You take advantage of an opponent’s dropped defences to slice his head clean off. This leaves you open to counterattack and so is usually only done if you are fighting only one opponent.
Prerequisite: Base attack bonus +10.
Circumstance: The character’s opponent provokes an attack of opportunity.
Effect: The character attempts a particularly devastating attack of opportunity. If he scores a critical hit against his opponent, the opponent must make a Fortitude saving throw (DC = 5 + total damage dealt, after taking into account damage reduction) or be instantly killed, his head severed. The attacking character suffers a –4 circumstance penalty to Defence for the one round immediately following his attack of opportunity.
You wait for the right time to act.
Effect: By choosing to delay, you take no action and then act normally on whatever initiative count you decide to act. When you delay, you voluntarily reduce your own initiative result for the rest of the combat. When your new, lower initiative count comes up later in the same round, you can act normally. You can specify this new initiative result or just wait until some time later in the round and act then, thus fixing your new initiative count at that point.
You never get back the time you spend waiting to see what’s going to happen. You also can’t interrupt anyone else’s action (as you can with a readied action).
Initiative Consequences of Delaying
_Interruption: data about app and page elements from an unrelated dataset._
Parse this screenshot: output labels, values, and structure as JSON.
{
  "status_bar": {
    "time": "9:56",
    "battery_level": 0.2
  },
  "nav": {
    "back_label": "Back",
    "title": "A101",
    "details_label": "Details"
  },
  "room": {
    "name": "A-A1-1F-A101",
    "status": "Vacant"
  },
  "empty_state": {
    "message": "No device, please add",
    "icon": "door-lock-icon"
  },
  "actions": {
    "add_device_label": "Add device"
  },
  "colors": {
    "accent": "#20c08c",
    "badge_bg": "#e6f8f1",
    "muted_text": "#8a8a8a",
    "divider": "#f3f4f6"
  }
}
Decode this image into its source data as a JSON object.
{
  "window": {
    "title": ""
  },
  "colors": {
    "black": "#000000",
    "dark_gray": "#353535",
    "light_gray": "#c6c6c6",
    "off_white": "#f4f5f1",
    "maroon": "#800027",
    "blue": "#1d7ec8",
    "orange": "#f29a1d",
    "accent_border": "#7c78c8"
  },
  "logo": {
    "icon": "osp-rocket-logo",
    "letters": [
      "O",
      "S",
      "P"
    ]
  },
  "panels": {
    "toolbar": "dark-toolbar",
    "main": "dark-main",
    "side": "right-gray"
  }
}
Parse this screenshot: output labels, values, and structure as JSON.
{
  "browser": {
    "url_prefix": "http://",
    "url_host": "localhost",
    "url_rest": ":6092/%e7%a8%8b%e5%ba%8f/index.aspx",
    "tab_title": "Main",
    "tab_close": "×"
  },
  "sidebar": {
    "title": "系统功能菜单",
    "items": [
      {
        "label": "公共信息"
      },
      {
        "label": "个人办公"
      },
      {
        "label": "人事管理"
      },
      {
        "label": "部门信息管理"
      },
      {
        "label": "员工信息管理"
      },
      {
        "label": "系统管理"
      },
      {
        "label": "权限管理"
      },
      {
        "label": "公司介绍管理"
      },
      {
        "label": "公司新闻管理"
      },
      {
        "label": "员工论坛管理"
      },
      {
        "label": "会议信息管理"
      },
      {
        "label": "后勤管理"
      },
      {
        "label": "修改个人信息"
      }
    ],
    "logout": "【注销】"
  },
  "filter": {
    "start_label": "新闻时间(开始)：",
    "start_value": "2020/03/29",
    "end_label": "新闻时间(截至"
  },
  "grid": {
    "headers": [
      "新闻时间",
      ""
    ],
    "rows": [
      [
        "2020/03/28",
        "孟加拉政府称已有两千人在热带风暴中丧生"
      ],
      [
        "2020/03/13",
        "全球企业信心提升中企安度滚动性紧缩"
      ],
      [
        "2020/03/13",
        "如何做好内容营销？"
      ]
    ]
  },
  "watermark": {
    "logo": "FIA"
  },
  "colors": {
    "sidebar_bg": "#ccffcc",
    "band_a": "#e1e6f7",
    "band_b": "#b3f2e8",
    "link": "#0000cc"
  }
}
Your initiative result becomes the count on which you took the delayed action. If you come to your next action and have not yet performed an action, you don’t get to take a delayed action (though you can delay again).
If you take a delayed action in the next round, before your regular turn comes up, your initiative count rises to that new point in the order of battle, and you do not get your regular action that round.